Segment Open

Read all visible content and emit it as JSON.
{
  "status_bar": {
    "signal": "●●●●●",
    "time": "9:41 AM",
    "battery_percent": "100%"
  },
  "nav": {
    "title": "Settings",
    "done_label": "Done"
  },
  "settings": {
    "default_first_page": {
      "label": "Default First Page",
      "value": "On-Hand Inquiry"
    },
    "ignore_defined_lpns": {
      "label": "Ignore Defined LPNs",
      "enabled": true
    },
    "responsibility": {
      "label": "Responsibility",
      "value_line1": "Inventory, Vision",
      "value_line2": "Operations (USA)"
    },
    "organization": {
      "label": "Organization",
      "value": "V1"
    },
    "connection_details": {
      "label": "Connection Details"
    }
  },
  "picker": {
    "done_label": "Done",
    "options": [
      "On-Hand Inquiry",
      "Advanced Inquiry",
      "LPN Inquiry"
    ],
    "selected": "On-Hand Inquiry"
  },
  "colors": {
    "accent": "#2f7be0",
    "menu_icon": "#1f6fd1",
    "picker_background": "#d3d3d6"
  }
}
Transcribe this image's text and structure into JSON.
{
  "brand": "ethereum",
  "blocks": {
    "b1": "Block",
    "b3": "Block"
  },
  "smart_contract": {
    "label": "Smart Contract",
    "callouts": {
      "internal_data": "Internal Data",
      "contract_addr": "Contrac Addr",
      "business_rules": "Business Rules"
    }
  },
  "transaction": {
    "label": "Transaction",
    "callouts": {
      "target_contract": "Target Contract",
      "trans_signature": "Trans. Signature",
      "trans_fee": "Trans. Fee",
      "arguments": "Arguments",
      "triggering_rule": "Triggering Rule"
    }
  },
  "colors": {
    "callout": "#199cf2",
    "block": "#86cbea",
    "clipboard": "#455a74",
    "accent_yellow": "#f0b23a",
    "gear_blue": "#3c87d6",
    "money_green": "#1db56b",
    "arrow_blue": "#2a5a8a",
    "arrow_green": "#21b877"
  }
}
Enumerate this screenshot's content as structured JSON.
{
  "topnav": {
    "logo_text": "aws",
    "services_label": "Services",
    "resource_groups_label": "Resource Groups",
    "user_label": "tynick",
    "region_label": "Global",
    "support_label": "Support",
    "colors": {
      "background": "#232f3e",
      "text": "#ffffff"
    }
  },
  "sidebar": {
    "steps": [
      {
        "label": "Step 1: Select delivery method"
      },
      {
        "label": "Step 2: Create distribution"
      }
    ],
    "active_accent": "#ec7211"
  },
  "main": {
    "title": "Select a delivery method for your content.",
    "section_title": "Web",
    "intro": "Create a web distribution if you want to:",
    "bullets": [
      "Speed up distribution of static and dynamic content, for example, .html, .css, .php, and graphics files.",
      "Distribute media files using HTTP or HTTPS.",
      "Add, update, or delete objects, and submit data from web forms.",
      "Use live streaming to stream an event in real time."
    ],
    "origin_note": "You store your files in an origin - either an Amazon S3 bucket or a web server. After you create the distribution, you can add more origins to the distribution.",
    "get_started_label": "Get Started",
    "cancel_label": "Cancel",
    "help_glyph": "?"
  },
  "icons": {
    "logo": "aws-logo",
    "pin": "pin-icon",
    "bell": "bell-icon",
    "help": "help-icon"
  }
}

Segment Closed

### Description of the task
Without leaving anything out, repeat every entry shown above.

### Written answer
Read all visible content and emit it as JSON.
{
  "status_bar": {
    "signal": "●●●●●",
    "time": "9:41 AM",
    "battery_percent": "100%"
  },
  "nav": {
    "title": "Settings",
    "done_label": "Done"
  },
  "settings": {
    "default_first_page": {
      "label": "Default First Page",
      "value": "On-Hand Inquiry"
    },
    "ignore_defined_lpns": {
      "label": "Ignore Defined LPNs",
      "enabled": true
    },
    "responsibility": {
      "label": "Responsibility",
      "value_line1": "Inventory, Vision",
      "value_line2": "Operations (USA)"
    },
    "organization": {
      "label": "Organization",
      "value": "V1"
    },
    "connection_details": {
      "label": "Connection Details"
    }
  },
  "picker": {
    "done_label": "Done",
    "options": [
      "On-Hand Inquiry",
      "Advanced Inquiry",
      "LPN Inquiry"
    ],
    "selected": "On-Hand Inquiry"
  },
  "colors": {
    "accent": "#2f7be0",
    "menu_icon": "#1f6fd1",
    "picker_background": "#d3d3d6"
  }
}
Transcribe this image's text and structure into JSON.
{
  "brand": "ethereum",
  "blocks": {
    "b1": "Block",
    "b3": "Block"
  },
  "smart_contract": {
    "label": "Smart Contract",
    "callouts": {
      "internal_data": "Internal Data",
      "contract_addr": "Contrac Addr",
      "business_rules": "Business Rules"
    }
  },
  "transaction": {
    "label": "Transaction",
    "callouts": {
      "target_contract": "Target Contract",
      "trans_signature": "Trans. Signature",
      "trans_fee": "Trans. Fee",
      "arguments": "Arguments",
      "triggering_rule": "Triggering Rule"
    }
  },
  "colors": {
    "callout": "#199cf2",
    "block": "#86cbea",
    "clipboard": "#455a74",
    "accent_yellow": "#f0b23a",
    "gear_blue": "#3c87d6",
    "money_green": "#1db56b",
    "arrow_blue": "#2a5a8a",
    "arrow_green": "#21b877"
  }
}
Enumerate this screenshot's content as structured JSON.
{
  "topnav": {
    "logo_text": "aws",
    "services_label": "Services",
    "resource_groups_label": "Resource Groups",
    "user_label": "tynick",
    "region_label": "Global",
    "support_label": "Support",
    "colors": {
      "background": "#232f3e",
      "text": "#ffffff"
    }
  },
  "sidebar": {
    "steps": [
      {
        "label": "Step 1: Select delivery method"
      },
      {
        "label": "Step 2: Create distribution"
      }
    ],
    "active_accent": "#ec7211"
  },
  "main": {
    "title": "Select a delivery method for your content.",
    "section_title": "Web",
    "intro": "Create a web distribution if you want to:",
    "bullets": [
      "Speed up distribution of static and dynamic content, for example, .html, .css, .php, and graphics files.",
      "Distribute media files using HTTP or HTTPS.",
      "Add, update, or delete objects, and submit data from web forms.",
      "Use live streaming to stream an event in real time."
    ],
    "origin_note": "You store your files in an origin - either an Amazon S3 bucket or a web server. After you create the distribution, you can add more origins to the distribution.",
    "get_started_label": "Get Started",
    "cancel_label": "Cancel",
    "help_glyph": "?"
  },
  "icons": {
    "logo": "aws-logo",
    "pin": "pin-icon",
    "bell": "bell-icon",
    "help": "help-icon"
  }
}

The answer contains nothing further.